Once in the park, the marshes on your right are criss-crossed by accessible trails, though they may be muddy in the rainy season, while the mostly paved Bayview Trail offers about a 3.5 mile hike around the eponymous hills, with only a few medium steep stretches. Some other trails in these hills are also useable; notably the Apay Way Trail, mostly well graded fine gravel, which goes 1.5 more miles south.

Dumbarton QuarryThe last part of this trail becomes medium steep and, where it's cut into the rocky hillside, a pretty rough ride. If you can manage this tough part, you'll enjoy an amazing view into Dumbarton Quarry, which once produced many a truck load of rock and gravel, and which now is undergoing a makeover. In 2009 I heard of plans calling for it to be filled with fresh water, stocked with trout, landscaped and opened for fishing, picnicing and camping in 2010, but I was there in September 2012 and they seem to be trying to fill it with truckloads of dirt and what looks like asphalt. Busy busy busy!

Very shortly after passing the Quarry you reach the overpass, which crosses Hwy 84 above the Dumbarton Bridge toll plaza and continues down to the Don Edwards SF Bay Wildlife Refuge. (If it is the quarry that interests you, you could get there much more easily by coming north from the Wildlife Refuge -- the only obstacle is a modest climb to the overpass.)

Looking northwest toward San  Francisco  from Bayyview TrailA third possible expedition is on the level and paved Alameda Creek Trail, which skirts the north edge of the marshes, and can be reached either by taking the paved but somewhat hilly Bayview Trail north from the Visitor Center (where the linking trail has a short steep stretch) or the level gravel DUST Trail across the marsh, (where the linking trail is also steep, where it goes up onto the levee). The Alameda Creek Trail will take you west a couple of miles out into the salt flats, or east as many as 10 miles, following the much altered creek to its source in Niles Canyon.

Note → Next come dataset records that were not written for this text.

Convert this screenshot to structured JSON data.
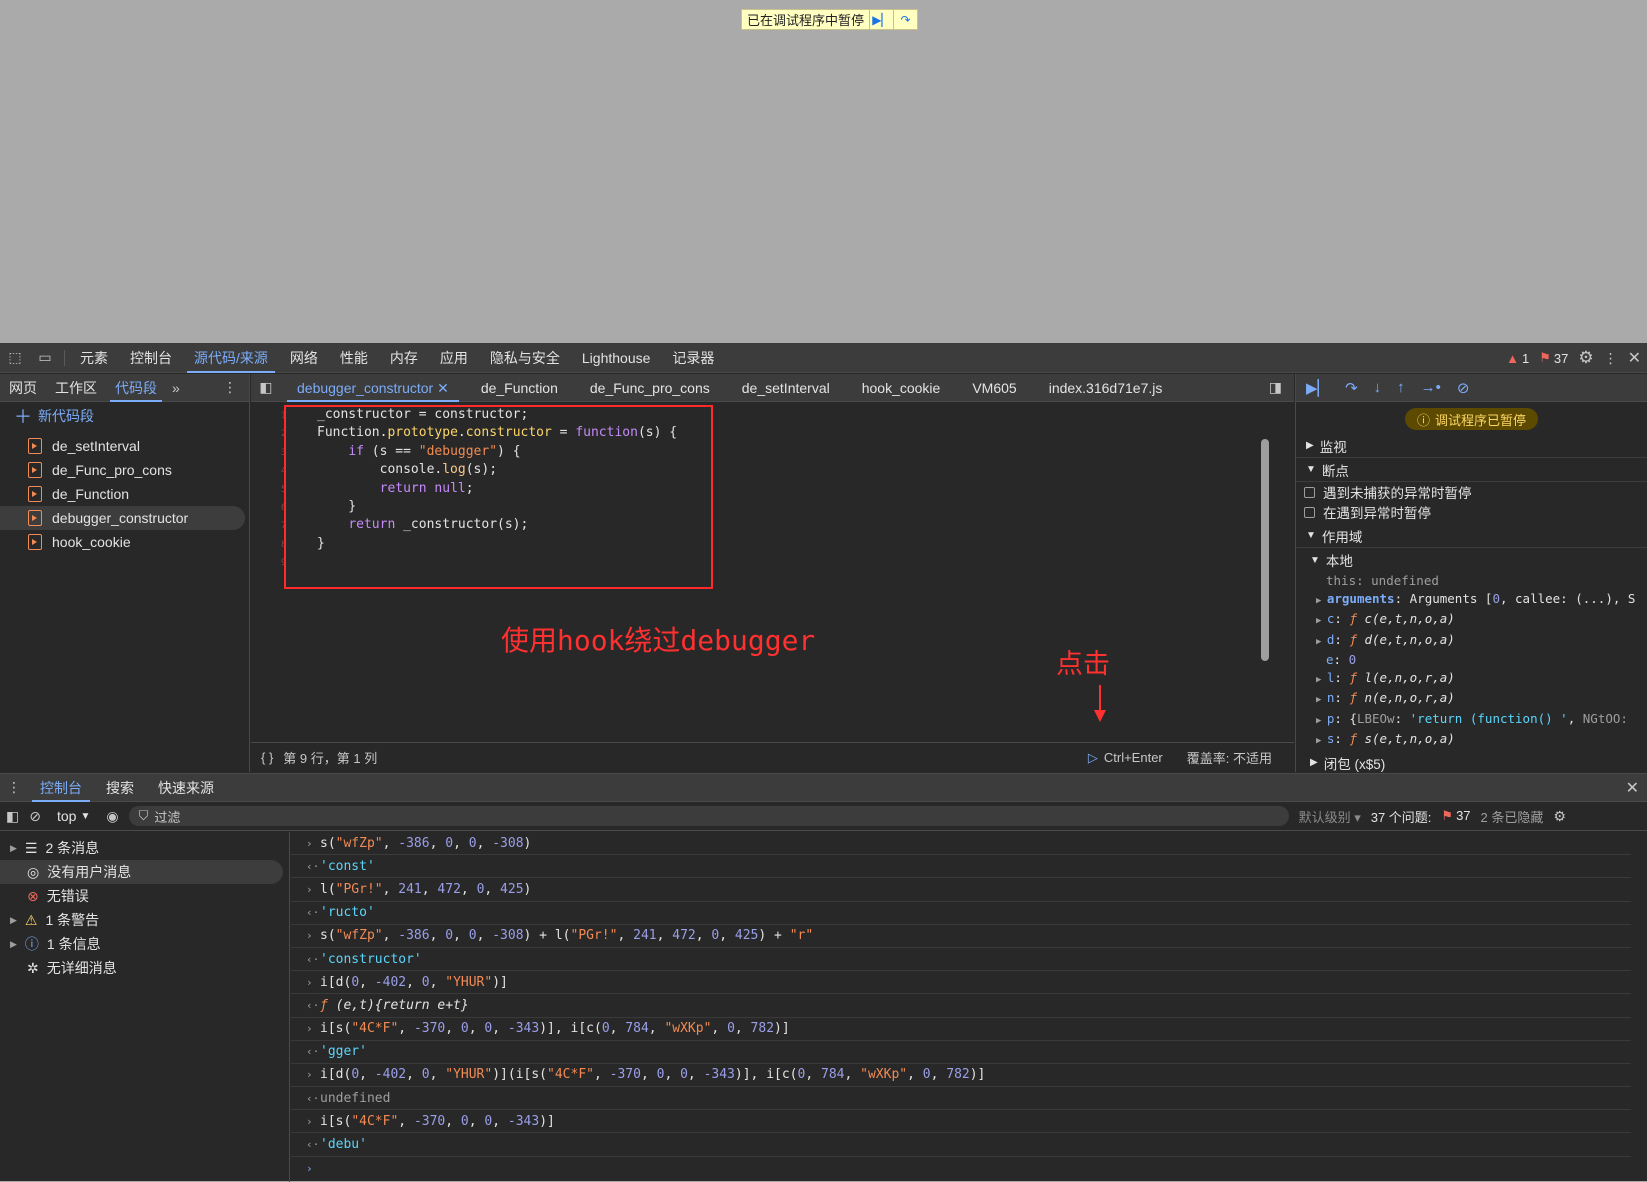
{
  "overlay": {
    "paused_text": "已在调试程序中暂停"
  },
  "main_tabs": [
    "元素",
    "控制台",
    "源代码/来源",
    "网络",
    "性能",
    "内存",
    "应用",
    "隐私与安全",
    "Lighthouse",
    "记录器"
  ],
  "issues": {
    "warnings": "1",
    "messages": "37"
  },
  "navigator": {
    "tabs": [
      "网页",
      "工作区",
      "代码段"
    ],
    "new_snippet": "新代码段",
    "snippets": [
      "de_setInterval",
      "de_Func_pro_cons",
      "de_Function",
      "debugger_constructor",
      "hook_cookie"
    ]
  },
  "editor": {
    "tabs": [
      "debugger_constructor",
      "de_Function",
      "de_Func_pro_cons",
      "de_setInterval",
      "hook_cookie",
      "VM605",
      "index.316d71e7.js"
    ],
    "line_numbers": [
      "1",
      "2",
      "3",
      "4",
      "5",
      "6",
      "7",
      "8",
      "9"
    ],
    "annotation_hook": "使用hook绕过debugger",
    "annotation_click": "点击",
    "status_position": "第 9 行，第 1 列",
    "run_shortcut": "Ctrl+Enter",
    "coverage": "覆盖率: 不适用"
  },
  "debugger": {
    "paused": "调试程序已暂停",
    "watch": "监视",
    "breakpoints": "断点",
    "pause_uncaught": "遇到未捕获的异常时暂停",
    "pause_caught": "在遇到异常时暂停",
    "scope": "作用域",
    "local": "本地",
    "closure": "闭包 (x$5)"
  },
  "drawer": {
    "tabs": [
      "控制台",
      "搜索",
      "快速来源"
    ],
    "context": "top",
    "filter_placeholder": "过滤",
    "level": "默认级别",
    "issues_label": "37 个问题:",
    "issues_count": "37",
    "hidden": "2 条已隐藏",
    "sidebar": [
      "2 条消息",
      "没有用户消息",
      "无错误",
      "1 条警告",
      "1 条信息",
      "无详细消息"
    ]
  },
  "colors": {
    "accent": "#7cacf8",
    "annotation": "#ff3030",
    "string": "#f28b54",
    "keyword": "#c58af9"
  }
}
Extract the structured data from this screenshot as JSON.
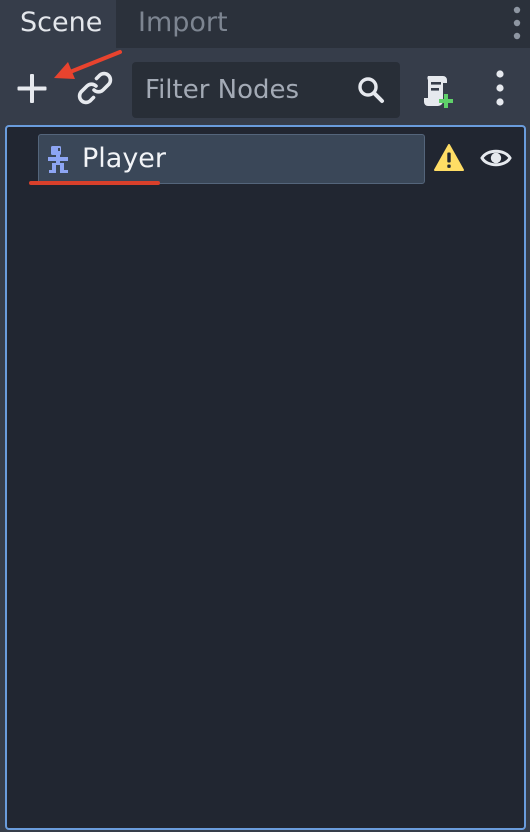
{
  "tabs": [
    {
      "label": "Scene",
      "active": true
    },
    {
      "label": "Import",
      "active": false
    }
  ],
  "toolbar": {
    "filter": {
      "placeholder": "Filter Nodes",
      "value": ""
    },
    "icons": {
      "add": "plus-icon",
      "instance": "link-icon",
      "search": "search-icon",
      "script": "attach-script-icon",
      "more": "vertical-ellipsis-icon"
    }
  },
  "tree": {
    "nodes": [
      {
        "label": "Player",
        "type_icon": "character-body-icon",
        "warning_icon": "warning-icon",
        "visibility_icon": "eye-icon"
      }
    ]
  },
  "annotations": {
    "arrow_color": "#e8432e",
    "underline_color": "#d9402b"
  },
  "colors": {
    "panel_background": "#363d4a",
    "tree_background": "#212631",
    "focus_border": "#6a9cdc",
    "selected_row": "#3a4758",
    "node_icon": "#8da5f3",
    "warning": "#ffdd65"
  }
}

Details: The picnic area and the Visitor Center are pleasant, as is the Dairy Glen group campground, which has recently been improved with the addition of accessible (vault) toilets.Unfortunately the ones inside the Visitor Center still have wheelchair stalls too small to permit closing the door behind your chair. At least there's a portable toilet outside for those who are willing to forego running water to get privacy.

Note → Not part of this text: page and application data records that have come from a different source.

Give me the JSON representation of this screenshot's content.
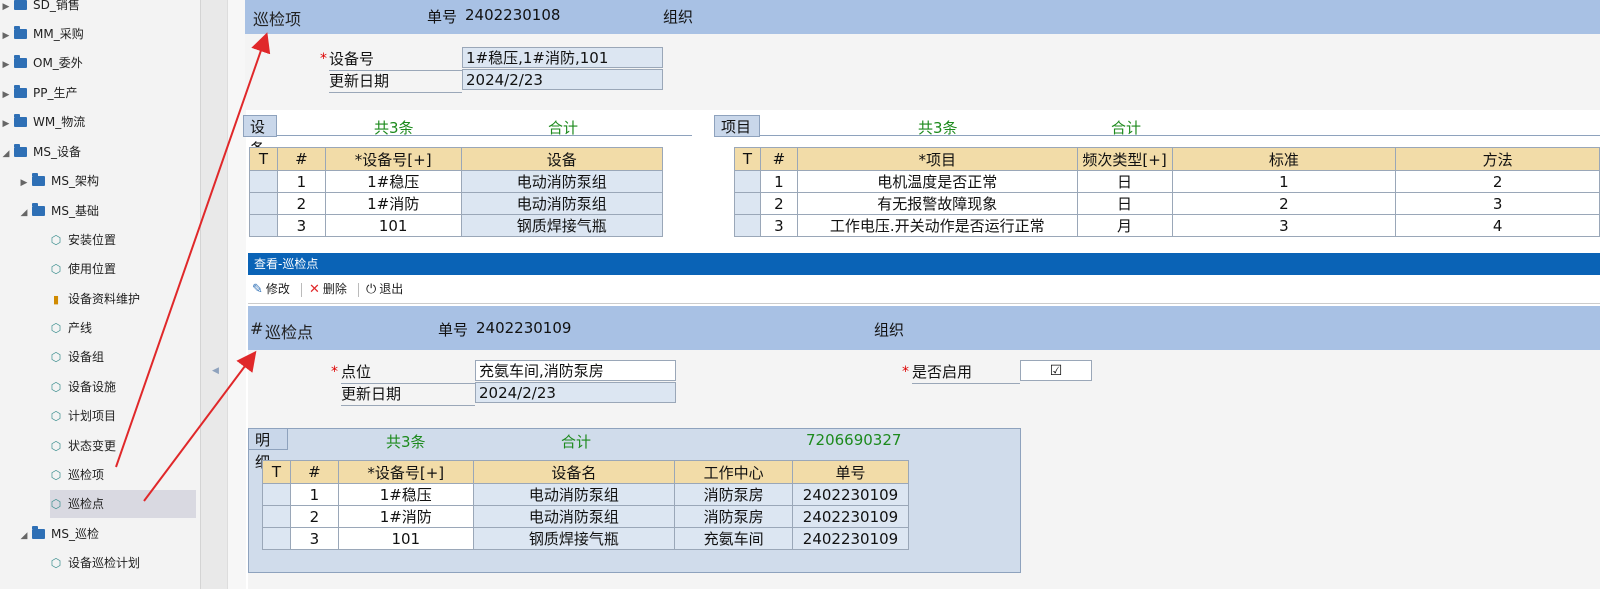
{
  "sidebar": {
    "items": [
      {
        "label": "SD_销售",
        "kind": "folder",
        "expanded": false
      },
      {
        "label": "MM_采购",
        "kind": "folder",
        "expanded": false
      },
      {
        "label": "OM_委外",
        "kind": "folder",
        "expanded": false
      },
      {
        "label": "PP_生产",
        "kind": "folder",
        "expanded": false
      },
      {
        "label": "WM_物流",
        "kind": "folder",
        "expanded": false
      },
      {
        "label": "MS_设备",
        "kind": "folder",
        "expanded": true
      },
      {
        "label": "MS_架构",
        "kind": "folder",
        "expanded": false
      },
      {
        "label": "MS_基础",
        "kind": "folder",
        "expanded": true
      },
      {
        "label": "安装位置",
        "kind": "leaf"
      },
      {
        "label": "使用位置",
        "kind": "leaf"
      },
      {
        "label": "设备资料维护",
        "kind": "chart"
      },
      {
        "label": "产线",
        "kind": "leaf"
      },
      {
        "label": "设备组",
        "kind": "leaf"
      },
      {
        "label": "设备设施",
        "kind": "leaf"
      },
      {
        "label": "计划项目",
        "kind": "leaf"
      },
      {
        "label": "状态变更",
        "kind": "leaf"
      },
      {
        "label": "巡检项",
        "kind": "leaf"
      },
      {
        "label": "巡检点",
        "kind": "leaf",
        "selected": true
      },
      {
        "label": "MS_巡检",
        "kind": "folder",
        "expanded": true
      },
      {
        "label": "设备巡检计划",
        "kind": "leaf"
      }
    ]
  },
  "form1": {
    "title": "巡检项",
    "docno_label": "单号",
    "docno": "2402230108",
    "org_label": "组织",
    "equip_label": "设备号",
    "equip_value": "1#稳压,1#消防,101",
    "date_label": "更新日期",
    "date_value": "2024/2/23",
    "equip_tab": "设备",
    "equip_count": "共3条",
    "equip_total": "合计",
    "equip_headers": [
      "T",
      "#",
      "*设备号[+]",
      "设备"
    ],
    "equip_rows": [
      {
        "n": "1",
        "code": "1#稳压",
        "name": "电动消防泵组"
      },
      {
        "n": "2",
        "code": "1#消防",
        "name": "电动消防泵组"
      },
      {
        "n": "3",
        "code": "101",
        "name": "钢质焊接气瓶"
      }
    ],
    "item_tab": "项目",
    "item_count": "共3条",
    "item_total": "合计",
    "item_headers": [
      "T",
      "#",
      "*项目",
      "频次类型[+]",
      "标准",
      "方法"
    ],
    "item_rows": [
      {
        "n": "1",
        "item": "电机温度是否正常",
        "freq": "日",
        "std": "1",
        "method": "2"
      },
      {
        "n": "2",
        "item": "有无报警故障现象",
        "freq": "日",
        "std": "2",
        "method": "3"
      },
      {
        "n": "3",
        "item": "工作电压.开关动作是否运行正常",
        "freq": "月",
        "std": "3",
        "method": "4"
      }
    ]
  },
  "window2": {
    "title": "查看-巡检点",
    "edit_label": "修改",
    "delete_label": "删除",
    "exit_label": "退出"
  },
  "form2": {
    "hash": "#",
    "title": "巡检点",
    "docno_label": "单号",
    "docno": "2402230109",
    "org_label": "组织",
    "point_label": "点位",
    "point_value": "充氨车间,消防泵房",
    "date_label": "更新日期",
    "date_value": "2024/2/23",
    "enabled_label": "是否启用",
    "enabled_mark": "☑",
    "detail_tab": "明细",
    "detail_count": "共3条",
    "detail_total": "合计",
    "detail_sum": "7206690327",
    "detail_headers": [
      "T",
      "#",
      "*设备号[+]",
      "设备名",
      "工作中心",
      "单号"
    ],
    "detail_rows": [
      {
        "n": "1",
        "code": "1#稳压",
        "name": "电动消防泵组",
        "wc": "消防泵房",
        "no": "2402230109"
      },
      {
        "n": "2",
        "code": "1#消防",
        "name": "电动消防泵组",
        "wc": "消防泵房",
        "no": "2402230109"
      },
      {
        "n": "3",
        "code": "101",
        "name": "钢质焊接气瓶",
        "wc": "充氨车间",
        "no": "2402230109"
      }
    ]
  },
  "colors": {
    "accent_arrow": "#e0282a",
    "title_bar": "#a8c1e4",
    "window_bar": "#0a63b6"
  }
}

AC Transit line 238 stops at Padre Paseo and Patterson Ranch Rd. By car, exit Hwy 84 at Paseo Padre Parkway, go north a couple of miles to Patterson Ranch Rd, left to the park.. There is an admission charge when the kiosk is attended. Dogs other than service animals are not permitted in some parts of the park. There are blue spaces and accessible toilets at both parking areas; benches are provided along the marsh trails, at the junction of Alameda Creek and Bayview Trails and at the west end of Alameda Creek Trail, but are less frequent on the hillier trails. Last visit September 2012.